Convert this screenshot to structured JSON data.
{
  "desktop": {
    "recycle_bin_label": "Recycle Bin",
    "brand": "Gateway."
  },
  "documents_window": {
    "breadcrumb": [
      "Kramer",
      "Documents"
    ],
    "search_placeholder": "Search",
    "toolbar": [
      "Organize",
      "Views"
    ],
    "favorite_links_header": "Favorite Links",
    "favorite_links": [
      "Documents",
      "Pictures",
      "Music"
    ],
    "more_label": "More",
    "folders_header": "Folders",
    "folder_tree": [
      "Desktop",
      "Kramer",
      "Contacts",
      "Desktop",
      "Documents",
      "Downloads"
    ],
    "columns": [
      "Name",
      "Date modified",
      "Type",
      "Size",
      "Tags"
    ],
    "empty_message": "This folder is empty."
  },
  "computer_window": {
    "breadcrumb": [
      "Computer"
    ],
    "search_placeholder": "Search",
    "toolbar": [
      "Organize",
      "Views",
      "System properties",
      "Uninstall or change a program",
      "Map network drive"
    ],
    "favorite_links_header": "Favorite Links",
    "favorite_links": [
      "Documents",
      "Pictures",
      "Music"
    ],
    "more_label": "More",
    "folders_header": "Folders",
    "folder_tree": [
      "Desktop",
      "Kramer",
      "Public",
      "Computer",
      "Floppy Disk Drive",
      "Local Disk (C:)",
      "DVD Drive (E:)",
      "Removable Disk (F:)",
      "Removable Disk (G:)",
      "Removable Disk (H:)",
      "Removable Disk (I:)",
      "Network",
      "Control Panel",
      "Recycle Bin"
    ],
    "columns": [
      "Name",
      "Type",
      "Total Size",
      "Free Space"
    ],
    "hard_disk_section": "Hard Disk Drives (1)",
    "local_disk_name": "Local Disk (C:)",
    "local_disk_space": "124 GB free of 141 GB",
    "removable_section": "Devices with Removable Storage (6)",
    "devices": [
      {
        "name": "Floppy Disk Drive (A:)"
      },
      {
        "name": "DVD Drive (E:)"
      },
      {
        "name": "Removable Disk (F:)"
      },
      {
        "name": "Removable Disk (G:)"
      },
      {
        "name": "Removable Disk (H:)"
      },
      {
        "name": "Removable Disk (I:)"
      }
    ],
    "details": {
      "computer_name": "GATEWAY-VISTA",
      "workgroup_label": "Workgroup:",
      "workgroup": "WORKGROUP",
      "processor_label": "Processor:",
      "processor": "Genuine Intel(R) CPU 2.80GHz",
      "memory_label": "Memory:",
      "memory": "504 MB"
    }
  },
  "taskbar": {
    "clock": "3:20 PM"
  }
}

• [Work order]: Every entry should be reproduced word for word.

• [Task answer]:
Convert this screenshot to structured JSON data.
{
  "desktop": {
    "recycle_bin_label": "Recycle Bin",
    "brand": "Gateway."
  },
  "documents_window": {
    "breadcrumb": [
      "Kramer",
      "Documents"
    ],
    "search_placeholder": "Search",
    "toolbar": [
      "Organize",
      "Views"
    ],
    "favorite_links_header": "Favorite Links",
    "favorite_links": [
      "Documents",
      "Pictures",
      "Music"
    ],
    "more_label": "More",
    "folders_header": "Folders",
    "folder_tree": [
      "Desktop",
      "Kramer",
      "Contacts",
      "Desktop",
      "Documents",
      "Downloads"
    ],
    "columns": [
      "Name",
      "Date modified",
      "Type",
      "Size",
      "Tags"
    ],
    "empty_message": "This folder is empty."
  },
  "computer_window": {
    "breadcrumb": [
      "Computer"
    ],
    "search_placeholder": "Search",
    "toolbar": [
      "Organize",
      "Views",
      "System properties",
      "Uninstall or change a program",
      "Map network drive"
    ],
    "favorite_links_header": "Favorite Links",
    "favorite_links": [
      "Documents",
      "Pictures",
      "Music"
    ],
    "more_label": "More",
    "folders_header": "Folders",
    "folder_tree": [
      "Desktop",
      "Kramer",
      "Public",
      "Computer",
      "Floppy Disk Drive",
      "Local Disk (C:)",
      "DVD Drive (E:)",
      "Removable Disk (F:)",
      "Removable Disk (G:)",
      "Removable Disk (H:)",
      "Removable Disk (I:)",
      "Network",
      "Control Panel",
      "Recycle Bin"
    ],
    "columns": [
      "Name",
      "Type",
      "Total Size",
      "Free Space"
    ],
    "hard_disk_section": "Hard Disk Drives (1)",
    "local_disk_name": "Local Disk (C:)",
    "local_disk_space": "124 GB free of 141 GB",
    "removable_section": "Devices with Removable Storage (6)",
    "devices": [
      {
        "name": "Floppy Disk Drive (A:)"
      },
      {
        "name": "DVD Drive (E:)"
      },
      {
        "name": "Removable Disk (F:)"
      },
      {
        "name": "Removable Disk (G:)"
      },
      {
        "name": "Removable Disk (H:)"
      },
      {
        "name": "Removable Disk (I:)"
      }
    ],
    "details": {
      "computer_name": "GATEWAY-VISTA",
      "workgroup_label": "Workgroup:",
      "workgroup": "WORKGROUP",
      "processor_label": "Processor:",
      "processor": "Genuine Intel(R) CPU 2.80GHz",
      "memory_label": "Memory:",
      "memory": "504 MB"
    }
  },
  "taskbar": {
    "clock": "3:20 PM"
  }
}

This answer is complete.